A hot spot for fun and action during Mardi Gras, Canal Street has been hosting parades since the very beginning of the local celebration in the mid-1800s. Up to a million people crowd into every square inch of the parade route to enjoy the festivities for which New Orleans is international renowned.
There is now also a Christmas parade in December and during the holiday season the colorful and imaginative lighting displays along Canal Street downtown have become a major attraction.
In the 19th Century, Canal Street was the place to go in New Orleans for shopping, dining, entertainment and socializing. Uptown women and their daughters checked out the latest designs at department stores with legendary names like Krauss', Maison Blanche, Godchaux's, and D.H. Holmes, while men did (and still do) their high-end clothes shopping at Rubenstein's and Meyer the Hatter.
Replacing some of the older department stores are The Shops at Canal Place, which include nationally renowned fashion retailers like Saks Fifth Avenue and Brooks Brothers, in addition to other high-end jewelry and clothing boutiques.
New Orleans has some of the oldest theaters in the country, with the most famous venues right on Canal Street.
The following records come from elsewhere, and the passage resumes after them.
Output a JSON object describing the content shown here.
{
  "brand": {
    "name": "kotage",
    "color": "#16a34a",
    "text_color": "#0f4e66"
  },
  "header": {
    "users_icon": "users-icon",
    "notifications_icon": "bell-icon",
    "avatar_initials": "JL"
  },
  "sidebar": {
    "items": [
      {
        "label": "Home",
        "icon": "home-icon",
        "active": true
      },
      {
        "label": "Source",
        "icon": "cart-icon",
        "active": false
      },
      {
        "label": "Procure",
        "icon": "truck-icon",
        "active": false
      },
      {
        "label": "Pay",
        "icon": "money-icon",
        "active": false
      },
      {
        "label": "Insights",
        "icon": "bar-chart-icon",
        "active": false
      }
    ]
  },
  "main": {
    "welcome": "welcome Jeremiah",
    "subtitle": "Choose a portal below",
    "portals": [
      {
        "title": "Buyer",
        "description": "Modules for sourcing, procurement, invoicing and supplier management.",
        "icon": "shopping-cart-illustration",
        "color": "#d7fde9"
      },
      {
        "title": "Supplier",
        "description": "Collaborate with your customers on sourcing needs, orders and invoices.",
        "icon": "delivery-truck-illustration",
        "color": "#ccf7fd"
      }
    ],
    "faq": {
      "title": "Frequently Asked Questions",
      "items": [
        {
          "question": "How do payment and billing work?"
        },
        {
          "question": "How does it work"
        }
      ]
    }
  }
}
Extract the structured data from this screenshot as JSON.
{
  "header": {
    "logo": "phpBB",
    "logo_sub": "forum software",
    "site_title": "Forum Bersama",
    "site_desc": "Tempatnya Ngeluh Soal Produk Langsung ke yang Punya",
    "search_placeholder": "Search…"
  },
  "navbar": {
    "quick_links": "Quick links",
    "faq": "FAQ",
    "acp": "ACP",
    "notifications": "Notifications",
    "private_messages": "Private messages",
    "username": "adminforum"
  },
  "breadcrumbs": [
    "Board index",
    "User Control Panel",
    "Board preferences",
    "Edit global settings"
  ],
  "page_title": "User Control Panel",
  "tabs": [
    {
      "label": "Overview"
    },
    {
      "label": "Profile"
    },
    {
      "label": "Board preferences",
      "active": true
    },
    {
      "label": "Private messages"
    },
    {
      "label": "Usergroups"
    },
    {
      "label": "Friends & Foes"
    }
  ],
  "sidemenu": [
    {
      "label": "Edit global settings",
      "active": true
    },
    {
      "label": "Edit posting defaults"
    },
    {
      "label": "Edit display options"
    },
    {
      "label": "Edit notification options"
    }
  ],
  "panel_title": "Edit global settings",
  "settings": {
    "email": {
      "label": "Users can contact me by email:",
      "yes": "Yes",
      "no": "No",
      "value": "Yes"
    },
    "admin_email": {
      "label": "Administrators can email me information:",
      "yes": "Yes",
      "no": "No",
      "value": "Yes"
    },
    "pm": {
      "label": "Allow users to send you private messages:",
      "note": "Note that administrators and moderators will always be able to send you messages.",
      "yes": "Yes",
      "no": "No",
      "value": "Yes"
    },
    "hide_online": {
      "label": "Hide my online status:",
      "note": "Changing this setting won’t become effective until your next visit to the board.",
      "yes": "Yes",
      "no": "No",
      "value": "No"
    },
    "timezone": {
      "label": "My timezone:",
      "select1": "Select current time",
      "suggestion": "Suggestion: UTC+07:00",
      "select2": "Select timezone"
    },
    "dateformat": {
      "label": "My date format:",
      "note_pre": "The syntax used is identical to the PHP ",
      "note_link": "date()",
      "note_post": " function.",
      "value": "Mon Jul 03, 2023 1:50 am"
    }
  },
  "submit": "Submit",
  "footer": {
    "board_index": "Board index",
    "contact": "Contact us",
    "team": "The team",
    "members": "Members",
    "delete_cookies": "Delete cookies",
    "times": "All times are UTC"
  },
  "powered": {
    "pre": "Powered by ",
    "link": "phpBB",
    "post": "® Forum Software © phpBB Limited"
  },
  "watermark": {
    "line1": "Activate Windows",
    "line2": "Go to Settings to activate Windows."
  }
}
Theaters like the Saenger bring in live touring Broadway shows while the Joy and the Orpheum host famous performers and shows that come from all over the world.
What used to be a Customs House on the port of New Orleans, from the early 1840s to 1881, now stands as the Audubon Insectarium. This white marble exterior of Egyptian and Greek revival styles hosts the world's largest museum dedicated to all things that that walk, crawl or fly.
Canal Street is one block away from the upriver boundary of the French Quarter and the starting point for every major street that runs the length of the French Quarter. It is also the starting point for all the major avenues that run from Downtown to Uptown and the street that divides north from south in the city street designations.
The street runs from the historic "Cities of the Dead" above-ground cemeteries to the Mississippi River, where a ferry ride takes you over to historic Algiers Point. Today Canal Street is served along its entire length by a newly restored streetcar system that makes frequent stops near major downtown hotels and at all key cross streets. You can also hop aboard the St. Charles line at Canal Street and ride that famed route Uptown past dozens of antebellum mansions, historic monuments, Loyola and Tulane universities, the sweeping grounds of the Audubon Zoological Gardens, shopping centers, restaurants and hotels.